When you’re visiting Walt Disney World, the question isn’t if it will rain, but rather when it will. Once you encounter the inevitable downpour, you have three possible ways to protect yourself: a poncho, an umbrella, or a rain jacket/coat.
Many guests have strong opinions about which is the optimal form of rain protections, but truth is, there are the pros and cons of each.
- Can potentially protect more than one person.
- Can protect bags you’re carrying.
- When wet, can be clipped to the outside of bag to facilitate drying.
- Many are compact and easy to carry.
- Can be used as a parasol for sun protection. (Important in Florida heat.)
- Keeps your face dry. Important for guests wearing glasses and for guests wearing masks during the pandemic.
- Easy to share with others.
- Ineffective during heavy wind.
- Could poke/bump other guests in crowded walkways.
- Must fold/unfold when going in and out of spaces.
- Larger/sturdier models may be heavy.
- Unlikely to fit into a pocket.
- Likely leaves your legs exposed to water.
- Keeps a hand occupied – thus making that hand unavailable for carrying packages or holding onto a child.
- Many can be folded to be compact.
- Can be used as a blanket to cover a chilly child.
- Can be used as a tarp to cover a stroller or mobility device.
- Can be used as a blanket to sit on wet grass (for example in the Magic Kingdom hub) or on hot pavement (for example when waiting for a parade). [Note, during the pandemic parades are on hiatus.]
- Useful for protection on water-intensive rides such as Splash Mountain or Kali River Rapids.
- Disposable ponchos are not environmentally friendly.

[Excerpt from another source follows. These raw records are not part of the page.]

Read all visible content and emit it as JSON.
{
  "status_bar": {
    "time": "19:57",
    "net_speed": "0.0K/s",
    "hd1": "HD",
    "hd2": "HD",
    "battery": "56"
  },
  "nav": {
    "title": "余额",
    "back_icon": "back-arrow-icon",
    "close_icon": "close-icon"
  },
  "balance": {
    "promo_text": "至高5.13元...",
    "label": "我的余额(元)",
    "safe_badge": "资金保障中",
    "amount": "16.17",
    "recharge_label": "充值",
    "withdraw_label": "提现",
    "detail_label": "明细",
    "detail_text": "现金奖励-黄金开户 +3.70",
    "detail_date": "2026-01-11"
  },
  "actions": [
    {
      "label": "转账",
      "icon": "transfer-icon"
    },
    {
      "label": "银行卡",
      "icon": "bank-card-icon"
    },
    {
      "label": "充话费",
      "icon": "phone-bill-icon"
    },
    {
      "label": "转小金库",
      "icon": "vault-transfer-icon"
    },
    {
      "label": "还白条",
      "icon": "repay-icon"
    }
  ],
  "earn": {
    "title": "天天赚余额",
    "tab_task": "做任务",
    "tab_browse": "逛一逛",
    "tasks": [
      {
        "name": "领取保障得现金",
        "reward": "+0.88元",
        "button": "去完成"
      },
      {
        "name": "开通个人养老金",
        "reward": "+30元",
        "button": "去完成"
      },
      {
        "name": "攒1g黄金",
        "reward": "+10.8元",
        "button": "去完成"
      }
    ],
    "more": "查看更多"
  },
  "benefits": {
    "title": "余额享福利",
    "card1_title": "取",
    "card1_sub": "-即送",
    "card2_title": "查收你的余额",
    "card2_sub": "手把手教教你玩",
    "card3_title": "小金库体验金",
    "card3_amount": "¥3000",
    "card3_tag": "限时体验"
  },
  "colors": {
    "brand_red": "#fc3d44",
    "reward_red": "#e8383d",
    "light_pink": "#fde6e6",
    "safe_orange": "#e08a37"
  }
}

- Difficult to get a good fit. Hoods often fall off, particularly with less expensive options.
- Once the shower has ended, what do you do with a big wet poncho?
- Must be removed for some indoor rides (Rise of the Resistance, for example). Repeated over-the-head on and off could leave you damp.
- Possibly difficult to re-fold.
- Can get accurate fit. Hood will usually stay up.
- Adds a layer to trap heat (good in cold weather).
- May have pockets to help you store other items.
- Some models are long enough to cover your legs.
- Leaves bags/backpacks exposed to rain.
- Adds a layer to trap heat (bad in warm weather).
- Shorter models leave legs and derriere exposed to rain.
- Difficult to share with other members of your party if you’re not the same size.
Personally, I was a poncho girl for many years, mostly because of the versatility of being able to use it as a stroller cover, but once my children were out of their stroller years, I moved on, primarily due to two issues – 1) Walking around with a wet poncho after a soaking just got too gross. 2) I rarely wear ponchos in the non-Disney world, so it seemed impractical to buy them only for vacations.
I’ve transitioned to mostly carrying a small umbrella. It’s usually enough to keep me dry until I can get somewhere indoors to wait out a passing shower. I also bring a larger raincoat, similar to the LL Bean Women’s Trail model, that I’ll wear if rain is expected all day.
What’s your Disney World rain gear strategy?